EXERCISE GOAL: Count the lines below containing "icon". Number only.

(Items from an interface collection)
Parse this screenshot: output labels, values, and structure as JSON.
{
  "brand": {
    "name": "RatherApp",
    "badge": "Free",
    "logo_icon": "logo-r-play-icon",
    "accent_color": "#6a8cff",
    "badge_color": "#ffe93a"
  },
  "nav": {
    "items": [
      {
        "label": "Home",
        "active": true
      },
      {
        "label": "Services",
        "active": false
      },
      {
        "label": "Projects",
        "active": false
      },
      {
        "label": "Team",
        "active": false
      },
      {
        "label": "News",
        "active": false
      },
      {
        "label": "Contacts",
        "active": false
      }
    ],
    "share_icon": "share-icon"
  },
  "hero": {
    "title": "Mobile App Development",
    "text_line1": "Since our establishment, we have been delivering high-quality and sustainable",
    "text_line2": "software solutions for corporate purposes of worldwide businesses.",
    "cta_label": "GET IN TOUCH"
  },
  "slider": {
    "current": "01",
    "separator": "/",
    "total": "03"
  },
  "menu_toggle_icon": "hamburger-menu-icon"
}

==

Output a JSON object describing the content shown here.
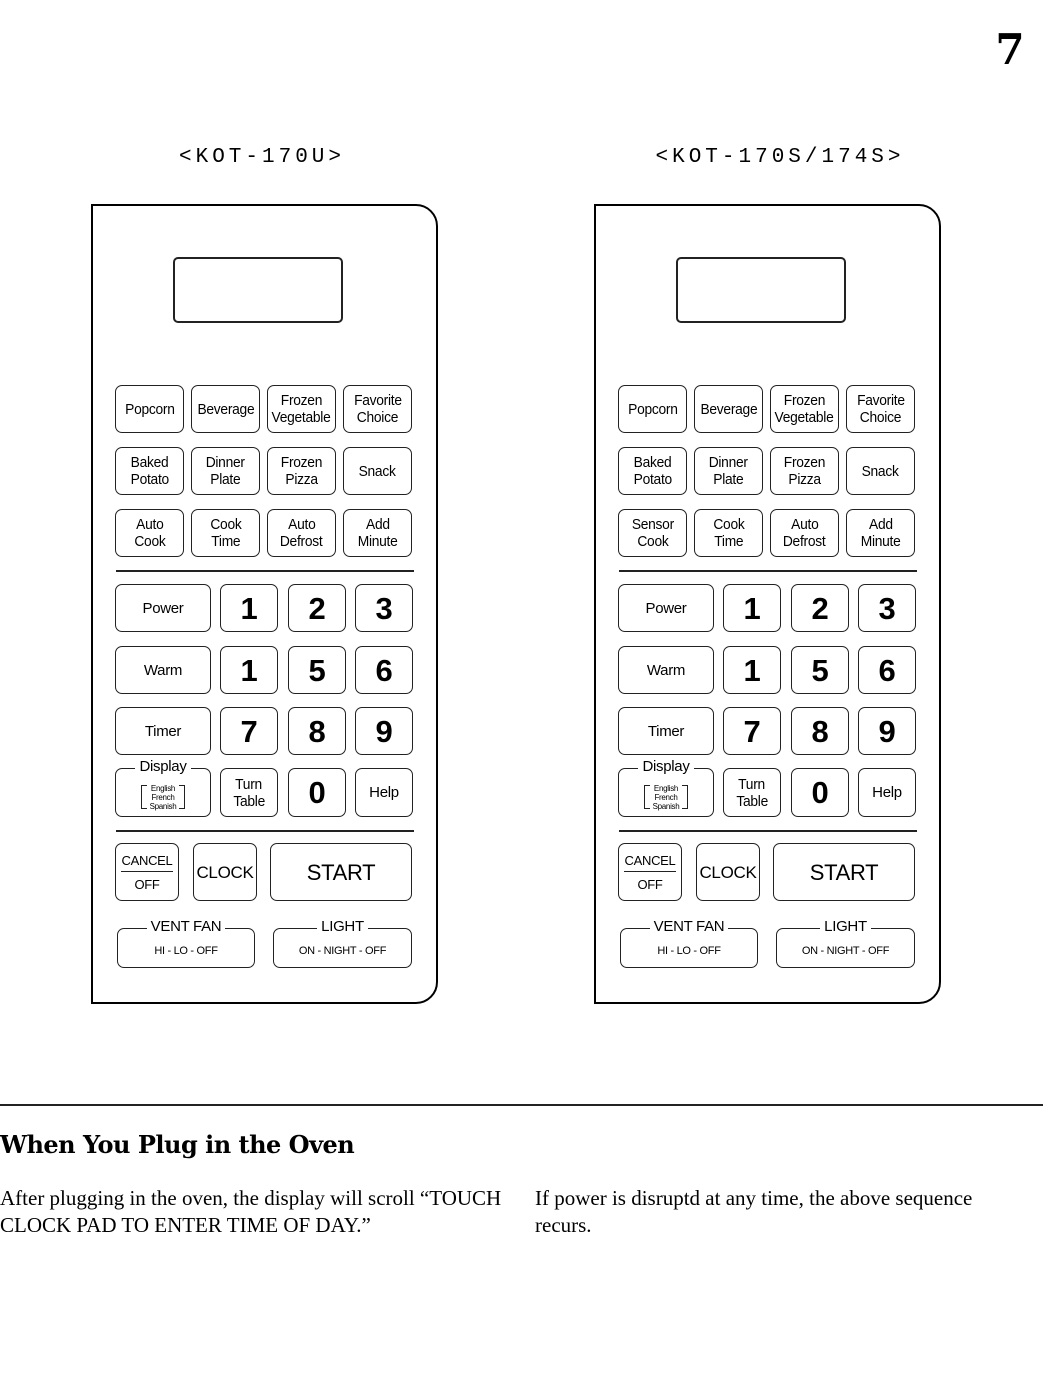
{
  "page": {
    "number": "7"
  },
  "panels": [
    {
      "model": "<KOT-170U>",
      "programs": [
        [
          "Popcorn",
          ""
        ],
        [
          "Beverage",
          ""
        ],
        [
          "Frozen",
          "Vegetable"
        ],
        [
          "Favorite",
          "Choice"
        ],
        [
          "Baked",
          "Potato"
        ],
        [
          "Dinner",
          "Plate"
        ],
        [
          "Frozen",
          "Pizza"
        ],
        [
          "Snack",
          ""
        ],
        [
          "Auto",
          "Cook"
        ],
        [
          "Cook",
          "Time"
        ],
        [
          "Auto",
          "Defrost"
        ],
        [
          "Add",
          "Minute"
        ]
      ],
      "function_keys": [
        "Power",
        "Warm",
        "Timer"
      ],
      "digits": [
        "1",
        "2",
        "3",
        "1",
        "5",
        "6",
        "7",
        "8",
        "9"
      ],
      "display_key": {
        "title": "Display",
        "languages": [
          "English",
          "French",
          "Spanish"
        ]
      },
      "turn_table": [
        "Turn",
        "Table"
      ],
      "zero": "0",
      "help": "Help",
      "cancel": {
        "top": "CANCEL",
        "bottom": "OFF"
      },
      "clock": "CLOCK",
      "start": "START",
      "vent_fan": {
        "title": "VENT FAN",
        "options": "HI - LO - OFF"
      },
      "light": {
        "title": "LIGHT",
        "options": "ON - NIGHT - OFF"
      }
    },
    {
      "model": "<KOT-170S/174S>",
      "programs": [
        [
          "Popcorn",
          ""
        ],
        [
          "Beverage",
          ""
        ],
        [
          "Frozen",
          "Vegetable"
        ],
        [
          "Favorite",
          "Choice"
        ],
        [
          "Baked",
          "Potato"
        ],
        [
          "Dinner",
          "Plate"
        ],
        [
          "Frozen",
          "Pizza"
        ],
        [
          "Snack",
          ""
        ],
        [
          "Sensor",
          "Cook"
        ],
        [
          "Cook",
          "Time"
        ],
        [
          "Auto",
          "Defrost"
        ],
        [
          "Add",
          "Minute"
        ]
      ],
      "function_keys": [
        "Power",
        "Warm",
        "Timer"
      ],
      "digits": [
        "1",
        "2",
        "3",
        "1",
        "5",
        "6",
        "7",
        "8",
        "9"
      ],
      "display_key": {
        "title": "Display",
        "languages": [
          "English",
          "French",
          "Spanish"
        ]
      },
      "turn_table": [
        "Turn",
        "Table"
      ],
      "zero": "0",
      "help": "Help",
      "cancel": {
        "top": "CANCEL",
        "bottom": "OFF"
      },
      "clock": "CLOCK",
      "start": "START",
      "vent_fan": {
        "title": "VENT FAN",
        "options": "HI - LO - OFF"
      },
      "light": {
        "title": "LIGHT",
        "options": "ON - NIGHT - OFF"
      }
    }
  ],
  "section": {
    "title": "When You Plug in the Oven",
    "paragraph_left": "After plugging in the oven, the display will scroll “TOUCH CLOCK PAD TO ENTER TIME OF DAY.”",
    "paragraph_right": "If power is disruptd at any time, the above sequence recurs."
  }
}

SOLUTION: 3